* [What is expected] When a line below contains the word "Untitled", copy that line.

[Website and app data records]
====

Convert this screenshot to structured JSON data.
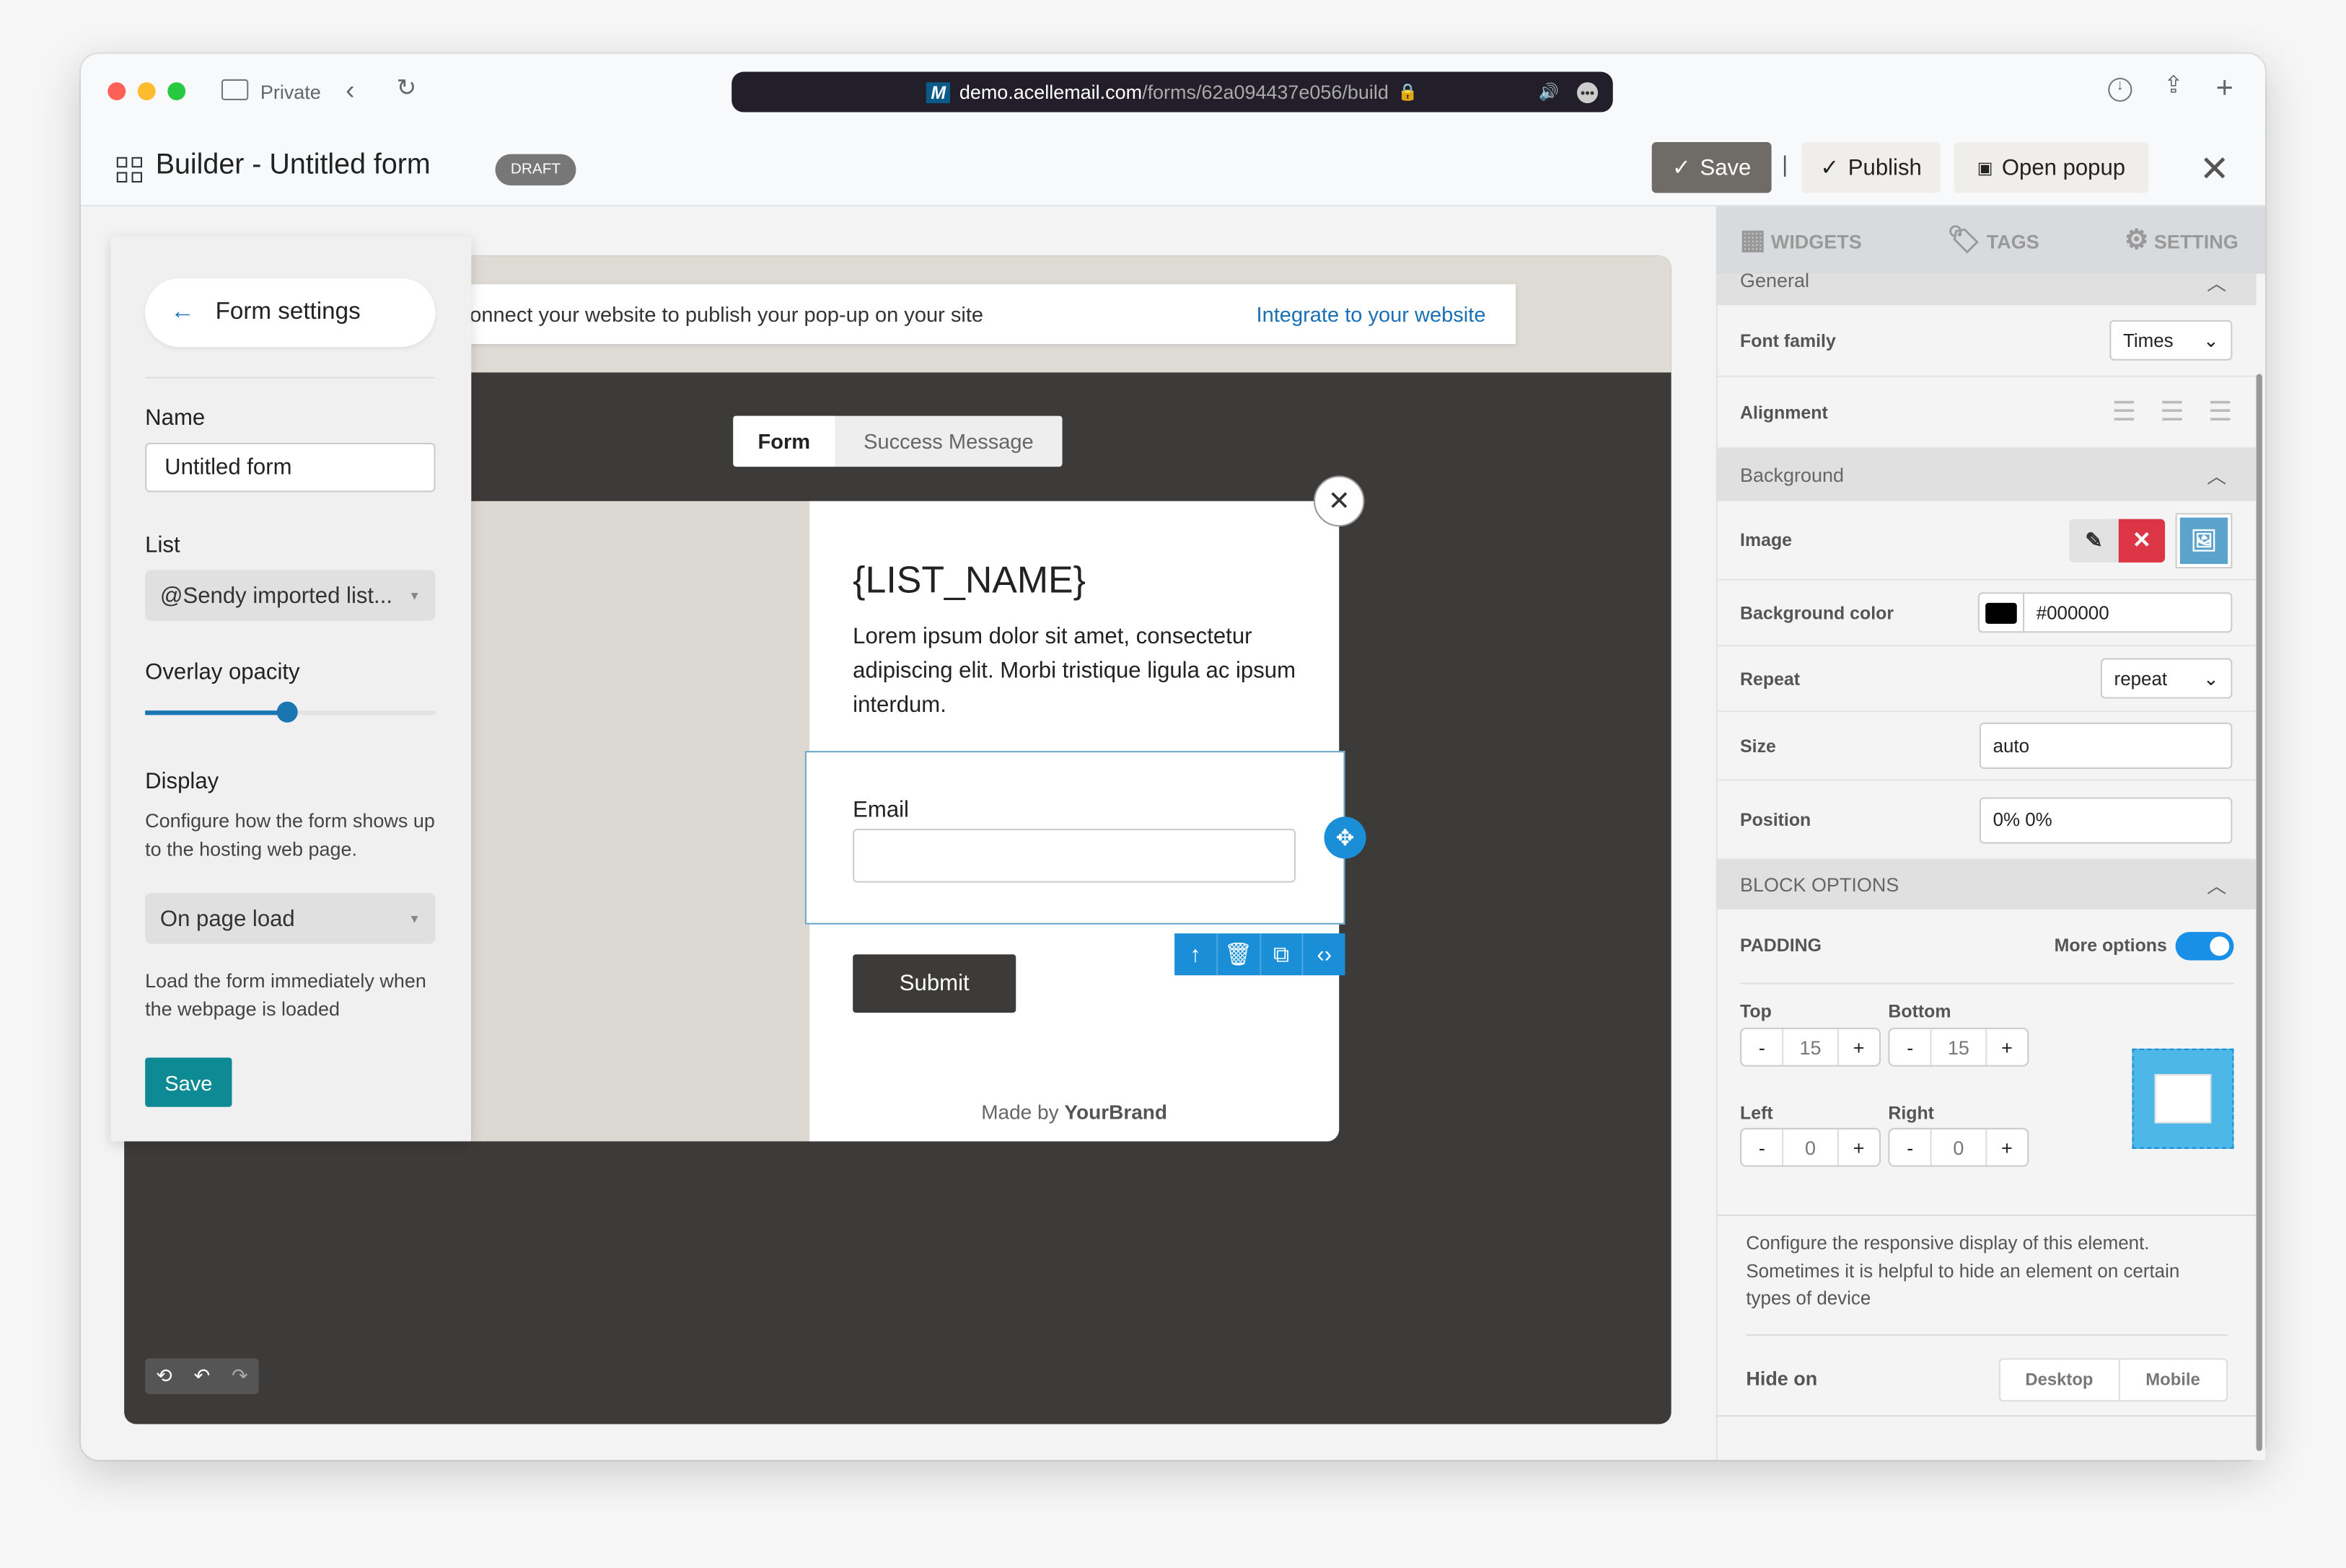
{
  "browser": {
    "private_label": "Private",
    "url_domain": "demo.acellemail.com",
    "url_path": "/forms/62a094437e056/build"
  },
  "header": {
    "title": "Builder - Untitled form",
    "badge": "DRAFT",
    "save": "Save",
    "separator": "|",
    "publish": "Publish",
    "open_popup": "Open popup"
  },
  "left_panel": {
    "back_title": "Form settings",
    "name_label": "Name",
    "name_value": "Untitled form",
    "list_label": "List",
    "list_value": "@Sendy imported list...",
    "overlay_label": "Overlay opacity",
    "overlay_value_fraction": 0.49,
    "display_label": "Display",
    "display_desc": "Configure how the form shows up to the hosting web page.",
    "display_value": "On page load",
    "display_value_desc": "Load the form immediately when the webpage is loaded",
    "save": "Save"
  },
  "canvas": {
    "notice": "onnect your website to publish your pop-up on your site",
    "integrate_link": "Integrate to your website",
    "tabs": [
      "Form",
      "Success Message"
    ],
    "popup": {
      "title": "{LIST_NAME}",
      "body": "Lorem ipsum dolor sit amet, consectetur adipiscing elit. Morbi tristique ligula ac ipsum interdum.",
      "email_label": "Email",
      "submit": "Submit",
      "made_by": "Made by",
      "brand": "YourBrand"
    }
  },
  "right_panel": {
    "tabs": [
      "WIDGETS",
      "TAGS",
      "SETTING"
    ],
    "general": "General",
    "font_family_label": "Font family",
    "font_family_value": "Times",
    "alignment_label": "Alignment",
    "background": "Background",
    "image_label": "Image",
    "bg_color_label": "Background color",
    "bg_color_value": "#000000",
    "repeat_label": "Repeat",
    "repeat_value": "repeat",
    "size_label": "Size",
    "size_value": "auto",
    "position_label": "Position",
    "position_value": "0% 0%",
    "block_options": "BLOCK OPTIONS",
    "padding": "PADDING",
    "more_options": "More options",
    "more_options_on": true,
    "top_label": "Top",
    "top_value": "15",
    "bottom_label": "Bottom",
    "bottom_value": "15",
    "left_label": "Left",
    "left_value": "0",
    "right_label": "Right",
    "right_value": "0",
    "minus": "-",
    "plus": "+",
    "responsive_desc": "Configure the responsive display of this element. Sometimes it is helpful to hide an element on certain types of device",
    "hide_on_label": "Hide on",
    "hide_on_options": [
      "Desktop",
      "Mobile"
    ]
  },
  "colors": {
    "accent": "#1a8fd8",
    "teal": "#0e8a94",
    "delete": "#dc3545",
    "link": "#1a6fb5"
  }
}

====

* [Response area]
    "title": "Builder - Untitled form",
    "name_value": "Untitled form",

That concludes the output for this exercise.